WASHINGTON — The founder of the Simon Wiesenthal Center voiced dismay and disappointment Monday at weekend Vatican moves to raise controversial wartime pope Pius XII to sainthood.
The Vatican sparked anger in Jewish communities worldwide with moves to nudge Pius -- whose beatification process was launched in 1967 -- closer to sainthood, its ultimate honor.
The Catholic Church argues that Pius saved many Jews who were hidden away in religious institutions, and that his silence during the Holocaust -- when millions of Jews were exterminated by Germany's Nazi regime -- was born out of a wish to avoid aggravating their situation.

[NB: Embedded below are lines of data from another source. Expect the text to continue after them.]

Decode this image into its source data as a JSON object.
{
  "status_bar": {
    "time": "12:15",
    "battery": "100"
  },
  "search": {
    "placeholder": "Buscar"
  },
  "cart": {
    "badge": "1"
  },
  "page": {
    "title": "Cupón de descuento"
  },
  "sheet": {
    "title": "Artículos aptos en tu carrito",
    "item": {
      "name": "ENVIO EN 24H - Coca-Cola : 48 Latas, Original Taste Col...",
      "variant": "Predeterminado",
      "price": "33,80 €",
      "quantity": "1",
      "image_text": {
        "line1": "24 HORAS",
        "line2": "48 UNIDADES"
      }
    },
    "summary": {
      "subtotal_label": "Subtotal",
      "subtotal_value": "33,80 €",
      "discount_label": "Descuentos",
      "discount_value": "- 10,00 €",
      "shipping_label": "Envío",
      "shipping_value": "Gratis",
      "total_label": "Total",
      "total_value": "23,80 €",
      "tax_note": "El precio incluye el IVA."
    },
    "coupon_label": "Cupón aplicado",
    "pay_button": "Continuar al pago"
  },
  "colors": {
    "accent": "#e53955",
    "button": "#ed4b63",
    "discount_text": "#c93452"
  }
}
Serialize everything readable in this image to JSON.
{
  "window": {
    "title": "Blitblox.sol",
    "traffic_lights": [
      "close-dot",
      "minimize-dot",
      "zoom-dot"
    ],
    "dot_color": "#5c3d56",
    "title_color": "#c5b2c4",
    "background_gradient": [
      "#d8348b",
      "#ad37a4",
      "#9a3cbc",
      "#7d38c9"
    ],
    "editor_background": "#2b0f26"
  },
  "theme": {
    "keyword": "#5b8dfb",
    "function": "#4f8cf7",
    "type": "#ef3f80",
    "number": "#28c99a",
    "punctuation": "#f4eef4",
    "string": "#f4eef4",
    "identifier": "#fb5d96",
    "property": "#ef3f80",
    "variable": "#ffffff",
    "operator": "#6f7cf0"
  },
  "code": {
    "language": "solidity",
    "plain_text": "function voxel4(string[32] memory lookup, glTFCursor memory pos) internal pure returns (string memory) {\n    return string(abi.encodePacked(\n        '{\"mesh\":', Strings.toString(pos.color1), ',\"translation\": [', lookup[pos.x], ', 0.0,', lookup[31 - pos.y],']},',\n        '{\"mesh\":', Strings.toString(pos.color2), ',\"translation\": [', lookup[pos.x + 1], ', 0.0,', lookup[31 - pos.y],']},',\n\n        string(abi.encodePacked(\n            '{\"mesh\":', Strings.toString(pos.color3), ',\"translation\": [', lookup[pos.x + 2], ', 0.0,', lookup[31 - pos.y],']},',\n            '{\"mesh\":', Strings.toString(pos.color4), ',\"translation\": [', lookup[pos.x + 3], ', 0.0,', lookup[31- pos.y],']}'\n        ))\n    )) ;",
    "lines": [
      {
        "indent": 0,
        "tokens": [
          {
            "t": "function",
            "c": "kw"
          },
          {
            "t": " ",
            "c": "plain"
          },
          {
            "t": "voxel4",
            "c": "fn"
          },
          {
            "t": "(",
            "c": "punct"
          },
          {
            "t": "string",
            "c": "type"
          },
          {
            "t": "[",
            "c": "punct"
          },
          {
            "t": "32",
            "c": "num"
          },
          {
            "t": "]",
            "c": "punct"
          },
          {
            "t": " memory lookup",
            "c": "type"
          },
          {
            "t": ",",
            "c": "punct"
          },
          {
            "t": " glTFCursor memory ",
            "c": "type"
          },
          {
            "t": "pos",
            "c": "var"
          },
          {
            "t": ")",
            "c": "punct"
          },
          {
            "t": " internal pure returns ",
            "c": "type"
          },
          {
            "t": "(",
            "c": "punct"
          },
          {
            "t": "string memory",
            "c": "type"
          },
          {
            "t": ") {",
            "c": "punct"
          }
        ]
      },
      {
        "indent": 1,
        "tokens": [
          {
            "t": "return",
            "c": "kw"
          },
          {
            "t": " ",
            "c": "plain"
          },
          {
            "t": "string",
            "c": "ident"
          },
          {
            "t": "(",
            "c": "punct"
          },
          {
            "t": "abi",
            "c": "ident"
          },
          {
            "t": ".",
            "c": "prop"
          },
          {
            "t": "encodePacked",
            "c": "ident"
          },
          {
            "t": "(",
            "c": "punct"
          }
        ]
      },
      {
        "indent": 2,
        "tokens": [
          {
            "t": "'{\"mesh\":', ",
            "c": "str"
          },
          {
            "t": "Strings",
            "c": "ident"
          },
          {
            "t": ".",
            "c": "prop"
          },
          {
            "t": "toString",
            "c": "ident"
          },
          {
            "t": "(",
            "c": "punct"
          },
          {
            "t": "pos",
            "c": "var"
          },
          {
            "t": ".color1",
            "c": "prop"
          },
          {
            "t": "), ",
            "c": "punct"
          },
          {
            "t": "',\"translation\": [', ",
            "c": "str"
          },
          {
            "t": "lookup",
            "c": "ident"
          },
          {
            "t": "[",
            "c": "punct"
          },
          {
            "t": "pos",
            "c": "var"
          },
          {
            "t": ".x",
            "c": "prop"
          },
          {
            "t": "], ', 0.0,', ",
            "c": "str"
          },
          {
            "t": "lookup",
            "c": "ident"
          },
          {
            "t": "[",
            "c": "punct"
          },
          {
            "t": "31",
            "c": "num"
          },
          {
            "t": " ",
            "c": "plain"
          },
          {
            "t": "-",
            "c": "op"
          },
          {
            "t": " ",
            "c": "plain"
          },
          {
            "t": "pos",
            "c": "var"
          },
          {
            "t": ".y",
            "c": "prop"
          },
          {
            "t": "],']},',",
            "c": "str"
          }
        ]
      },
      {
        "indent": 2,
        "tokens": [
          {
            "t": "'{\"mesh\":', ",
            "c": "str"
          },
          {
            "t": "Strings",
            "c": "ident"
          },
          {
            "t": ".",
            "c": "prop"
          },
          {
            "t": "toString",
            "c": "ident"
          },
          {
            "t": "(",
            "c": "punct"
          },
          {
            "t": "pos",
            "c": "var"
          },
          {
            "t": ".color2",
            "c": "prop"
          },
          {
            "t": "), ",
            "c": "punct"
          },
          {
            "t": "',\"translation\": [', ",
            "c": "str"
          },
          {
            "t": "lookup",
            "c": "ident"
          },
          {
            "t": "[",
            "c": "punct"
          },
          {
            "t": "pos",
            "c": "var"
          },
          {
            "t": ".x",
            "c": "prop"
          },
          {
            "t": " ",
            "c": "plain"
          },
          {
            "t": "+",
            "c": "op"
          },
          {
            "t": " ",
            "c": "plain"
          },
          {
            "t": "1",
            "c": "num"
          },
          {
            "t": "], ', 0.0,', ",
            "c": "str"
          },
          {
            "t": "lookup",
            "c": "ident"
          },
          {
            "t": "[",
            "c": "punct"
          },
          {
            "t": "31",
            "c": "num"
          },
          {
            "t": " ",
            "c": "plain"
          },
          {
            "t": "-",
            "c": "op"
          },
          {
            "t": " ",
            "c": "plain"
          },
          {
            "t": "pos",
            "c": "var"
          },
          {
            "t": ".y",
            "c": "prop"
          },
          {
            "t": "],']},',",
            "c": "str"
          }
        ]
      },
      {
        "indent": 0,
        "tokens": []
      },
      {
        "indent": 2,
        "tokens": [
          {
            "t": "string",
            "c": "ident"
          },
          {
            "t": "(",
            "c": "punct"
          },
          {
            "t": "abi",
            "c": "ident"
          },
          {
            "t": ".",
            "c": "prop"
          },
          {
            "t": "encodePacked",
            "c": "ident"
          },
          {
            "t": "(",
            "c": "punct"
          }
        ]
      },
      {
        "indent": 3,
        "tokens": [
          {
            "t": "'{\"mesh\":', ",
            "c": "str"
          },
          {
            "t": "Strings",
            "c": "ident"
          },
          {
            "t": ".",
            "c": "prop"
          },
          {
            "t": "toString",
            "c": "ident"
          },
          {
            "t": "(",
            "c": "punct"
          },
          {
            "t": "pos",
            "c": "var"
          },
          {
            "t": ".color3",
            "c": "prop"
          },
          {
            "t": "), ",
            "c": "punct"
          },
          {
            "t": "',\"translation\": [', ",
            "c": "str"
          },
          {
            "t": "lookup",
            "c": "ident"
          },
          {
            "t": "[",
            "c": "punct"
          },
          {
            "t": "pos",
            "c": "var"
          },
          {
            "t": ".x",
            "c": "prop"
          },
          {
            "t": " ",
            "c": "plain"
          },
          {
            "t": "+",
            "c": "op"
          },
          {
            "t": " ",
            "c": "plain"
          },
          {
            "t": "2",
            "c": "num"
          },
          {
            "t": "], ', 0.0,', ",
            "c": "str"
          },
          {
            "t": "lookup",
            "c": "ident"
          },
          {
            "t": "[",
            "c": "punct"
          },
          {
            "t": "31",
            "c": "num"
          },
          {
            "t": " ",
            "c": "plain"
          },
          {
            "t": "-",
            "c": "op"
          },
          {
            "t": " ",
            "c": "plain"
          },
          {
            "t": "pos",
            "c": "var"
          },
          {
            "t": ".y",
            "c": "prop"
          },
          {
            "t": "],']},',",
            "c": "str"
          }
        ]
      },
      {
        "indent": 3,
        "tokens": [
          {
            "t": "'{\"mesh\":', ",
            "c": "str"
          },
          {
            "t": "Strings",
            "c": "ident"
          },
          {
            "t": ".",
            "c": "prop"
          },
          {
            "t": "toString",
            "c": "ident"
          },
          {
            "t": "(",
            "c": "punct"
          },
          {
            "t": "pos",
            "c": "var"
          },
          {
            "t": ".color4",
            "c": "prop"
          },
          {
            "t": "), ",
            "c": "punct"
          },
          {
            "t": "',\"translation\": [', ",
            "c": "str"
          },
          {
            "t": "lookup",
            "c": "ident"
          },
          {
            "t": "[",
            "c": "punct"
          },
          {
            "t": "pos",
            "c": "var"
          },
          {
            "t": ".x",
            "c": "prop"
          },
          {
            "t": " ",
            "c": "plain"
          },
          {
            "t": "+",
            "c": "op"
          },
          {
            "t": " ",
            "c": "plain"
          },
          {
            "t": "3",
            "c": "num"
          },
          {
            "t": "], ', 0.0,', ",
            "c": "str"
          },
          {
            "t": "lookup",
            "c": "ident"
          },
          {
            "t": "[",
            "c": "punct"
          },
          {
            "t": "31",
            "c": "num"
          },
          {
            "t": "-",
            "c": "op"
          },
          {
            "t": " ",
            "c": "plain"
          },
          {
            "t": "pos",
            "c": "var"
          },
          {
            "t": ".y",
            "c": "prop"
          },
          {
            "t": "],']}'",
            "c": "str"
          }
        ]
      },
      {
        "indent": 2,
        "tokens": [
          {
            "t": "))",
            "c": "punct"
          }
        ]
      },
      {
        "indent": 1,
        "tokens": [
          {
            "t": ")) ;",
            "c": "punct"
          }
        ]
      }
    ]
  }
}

But others believe Pius's inaction when it mattered to the lives of so many was appallingly wrong.
"I'm sort of amazed," Rabbi Marvin Hier, founder and dean at the Simon Wiesenthal Center, a prominent Jewish human rights group, told AFP.
"It has become our business, because in my opinion, there would be a great distortion of history" were Pius XII to be elevated to sainthood, he said.
"Pius XII sat in stony silence" as the most egregious crimes against Jews took place. In 1941, when massacres began, "you'd expect to see a thick file" of cases in which he sought to intervene.
"But you do not," Hier noted.
In addition, Pius's predecessor, Pius XI, wrote an encyclical about anti-Semitism. Yet instead of publishing it or drawing attention to it, Pius XII buried it, Hier noted.
"These were turbulent times. You had people who stood up to dictators.
"Pius (XII) did not," Hier stressed.